Exercise instructions:
Give only the number of lines below that contain the word "this".

Provided data:
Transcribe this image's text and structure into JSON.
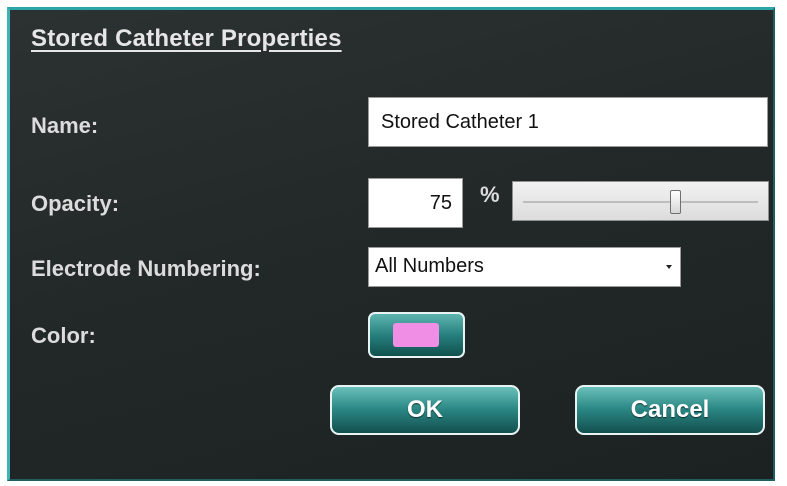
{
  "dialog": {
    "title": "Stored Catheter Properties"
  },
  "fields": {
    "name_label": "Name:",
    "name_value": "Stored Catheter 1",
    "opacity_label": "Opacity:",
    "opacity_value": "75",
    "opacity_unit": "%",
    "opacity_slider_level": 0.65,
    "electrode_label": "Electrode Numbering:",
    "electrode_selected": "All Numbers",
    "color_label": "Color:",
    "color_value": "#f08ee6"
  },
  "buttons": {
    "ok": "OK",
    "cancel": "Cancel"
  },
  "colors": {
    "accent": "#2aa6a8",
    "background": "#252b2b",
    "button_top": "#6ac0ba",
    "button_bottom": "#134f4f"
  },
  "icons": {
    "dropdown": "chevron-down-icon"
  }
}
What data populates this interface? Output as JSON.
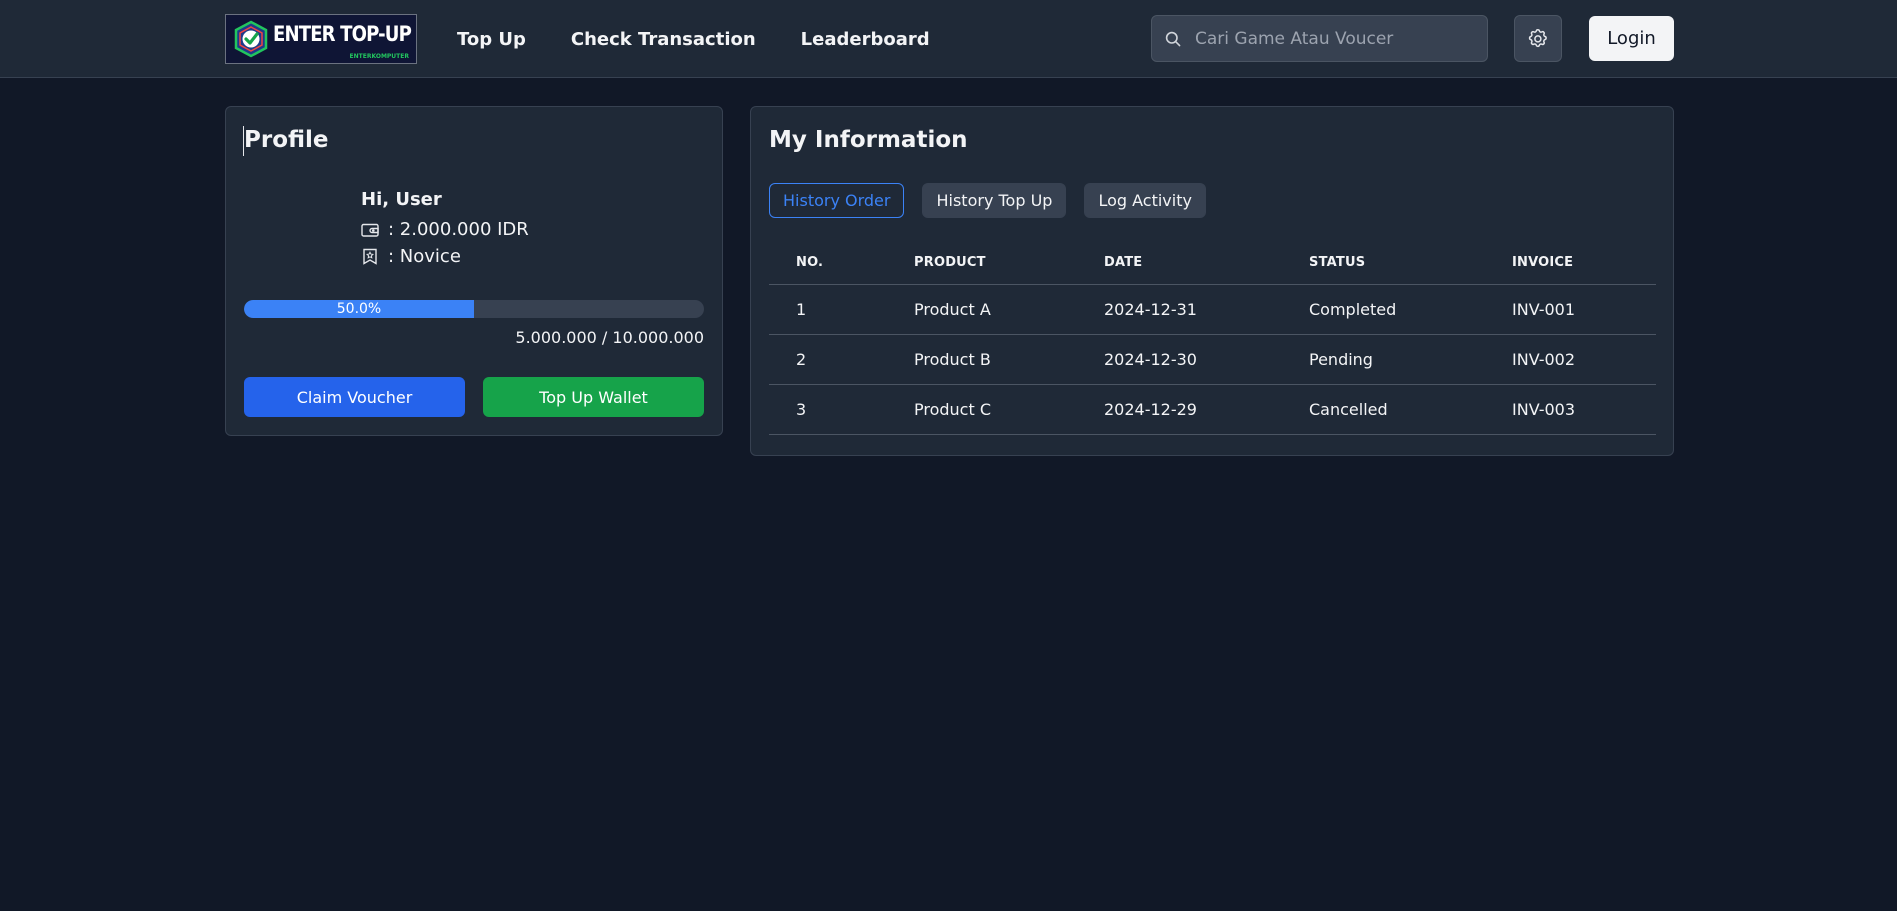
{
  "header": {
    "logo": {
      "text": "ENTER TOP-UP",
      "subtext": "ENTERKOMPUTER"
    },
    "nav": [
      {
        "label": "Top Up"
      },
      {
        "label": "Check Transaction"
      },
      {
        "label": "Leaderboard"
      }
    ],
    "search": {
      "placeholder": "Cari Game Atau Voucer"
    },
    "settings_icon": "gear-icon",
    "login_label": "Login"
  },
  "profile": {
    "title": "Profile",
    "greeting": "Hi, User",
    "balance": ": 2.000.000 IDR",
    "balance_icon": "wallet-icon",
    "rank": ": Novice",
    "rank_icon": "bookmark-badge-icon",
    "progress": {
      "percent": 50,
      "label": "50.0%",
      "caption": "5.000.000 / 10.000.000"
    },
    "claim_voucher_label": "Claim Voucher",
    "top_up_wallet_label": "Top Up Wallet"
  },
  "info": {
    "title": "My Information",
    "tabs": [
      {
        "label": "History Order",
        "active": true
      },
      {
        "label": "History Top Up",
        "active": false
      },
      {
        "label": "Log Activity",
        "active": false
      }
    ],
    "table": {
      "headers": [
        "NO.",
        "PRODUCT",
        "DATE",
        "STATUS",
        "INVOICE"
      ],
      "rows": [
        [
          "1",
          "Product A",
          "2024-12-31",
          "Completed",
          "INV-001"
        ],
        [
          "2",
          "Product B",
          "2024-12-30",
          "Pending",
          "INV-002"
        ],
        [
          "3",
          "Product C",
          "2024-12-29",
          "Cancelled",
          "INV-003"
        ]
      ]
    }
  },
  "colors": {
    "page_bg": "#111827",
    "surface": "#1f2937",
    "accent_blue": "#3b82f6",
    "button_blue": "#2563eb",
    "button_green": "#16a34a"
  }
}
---
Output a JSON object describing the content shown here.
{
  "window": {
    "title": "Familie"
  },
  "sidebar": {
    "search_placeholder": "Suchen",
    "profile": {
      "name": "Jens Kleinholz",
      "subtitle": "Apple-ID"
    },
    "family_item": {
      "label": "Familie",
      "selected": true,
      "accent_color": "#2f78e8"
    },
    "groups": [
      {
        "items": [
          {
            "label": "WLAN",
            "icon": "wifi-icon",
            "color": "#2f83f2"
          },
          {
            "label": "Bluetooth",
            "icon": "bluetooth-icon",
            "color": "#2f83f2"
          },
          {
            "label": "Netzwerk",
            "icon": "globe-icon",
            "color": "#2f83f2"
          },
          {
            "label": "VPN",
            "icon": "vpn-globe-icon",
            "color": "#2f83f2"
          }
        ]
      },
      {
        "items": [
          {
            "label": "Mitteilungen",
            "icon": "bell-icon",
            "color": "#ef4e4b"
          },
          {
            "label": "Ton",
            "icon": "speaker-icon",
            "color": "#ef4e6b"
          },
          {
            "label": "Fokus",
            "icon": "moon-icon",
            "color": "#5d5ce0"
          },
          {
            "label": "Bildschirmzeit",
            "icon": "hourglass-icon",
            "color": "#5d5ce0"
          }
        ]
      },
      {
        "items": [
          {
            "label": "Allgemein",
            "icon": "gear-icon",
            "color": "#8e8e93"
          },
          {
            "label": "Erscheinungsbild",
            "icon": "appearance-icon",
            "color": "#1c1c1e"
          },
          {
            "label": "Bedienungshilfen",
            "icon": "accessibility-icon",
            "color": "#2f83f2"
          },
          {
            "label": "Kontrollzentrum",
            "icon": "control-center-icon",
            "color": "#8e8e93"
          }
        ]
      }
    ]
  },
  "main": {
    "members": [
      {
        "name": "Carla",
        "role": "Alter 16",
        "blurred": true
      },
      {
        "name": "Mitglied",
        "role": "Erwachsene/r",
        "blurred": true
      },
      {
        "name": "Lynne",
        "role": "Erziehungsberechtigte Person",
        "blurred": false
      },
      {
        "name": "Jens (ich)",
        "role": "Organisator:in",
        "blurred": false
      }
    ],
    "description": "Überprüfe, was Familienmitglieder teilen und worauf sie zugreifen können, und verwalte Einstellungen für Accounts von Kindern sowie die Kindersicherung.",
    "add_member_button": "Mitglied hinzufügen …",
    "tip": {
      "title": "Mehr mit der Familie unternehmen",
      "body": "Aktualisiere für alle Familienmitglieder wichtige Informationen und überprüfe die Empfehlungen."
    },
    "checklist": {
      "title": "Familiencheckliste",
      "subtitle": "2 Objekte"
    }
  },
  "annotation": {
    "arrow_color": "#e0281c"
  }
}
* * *
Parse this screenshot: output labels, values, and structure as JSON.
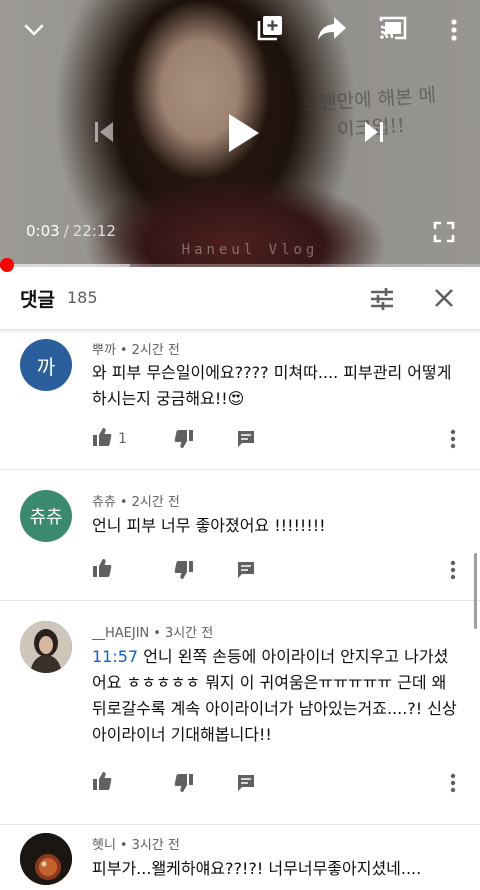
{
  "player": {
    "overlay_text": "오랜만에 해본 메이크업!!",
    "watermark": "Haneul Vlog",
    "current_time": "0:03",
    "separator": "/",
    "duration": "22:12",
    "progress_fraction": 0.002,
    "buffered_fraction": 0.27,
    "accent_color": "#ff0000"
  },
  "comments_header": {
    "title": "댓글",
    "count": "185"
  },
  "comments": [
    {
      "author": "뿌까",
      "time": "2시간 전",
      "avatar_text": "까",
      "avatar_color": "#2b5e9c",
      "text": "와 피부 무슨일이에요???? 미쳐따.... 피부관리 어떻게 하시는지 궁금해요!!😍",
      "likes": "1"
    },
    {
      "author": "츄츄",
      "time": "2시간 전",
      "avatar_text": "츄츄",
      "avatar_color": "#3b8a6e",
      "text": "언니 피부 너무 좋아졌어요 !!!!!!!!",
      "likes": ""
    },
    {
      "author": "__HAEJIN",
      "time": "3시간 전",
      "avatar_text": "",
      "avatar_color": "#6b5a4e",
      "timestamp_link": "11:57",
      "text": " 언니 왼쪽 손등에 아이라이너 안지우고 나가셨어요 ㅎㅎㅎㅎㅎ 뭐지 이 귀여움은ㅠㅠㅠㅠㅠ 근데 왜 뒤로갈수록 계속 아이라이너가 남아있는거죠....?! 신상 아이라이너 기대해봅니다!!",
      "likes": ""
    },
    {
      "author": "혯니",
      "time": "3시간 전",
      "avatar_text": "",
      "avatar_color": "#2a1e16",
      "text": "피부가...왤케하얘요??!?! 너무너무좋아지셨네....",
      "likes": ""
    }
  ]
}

Answer section:
3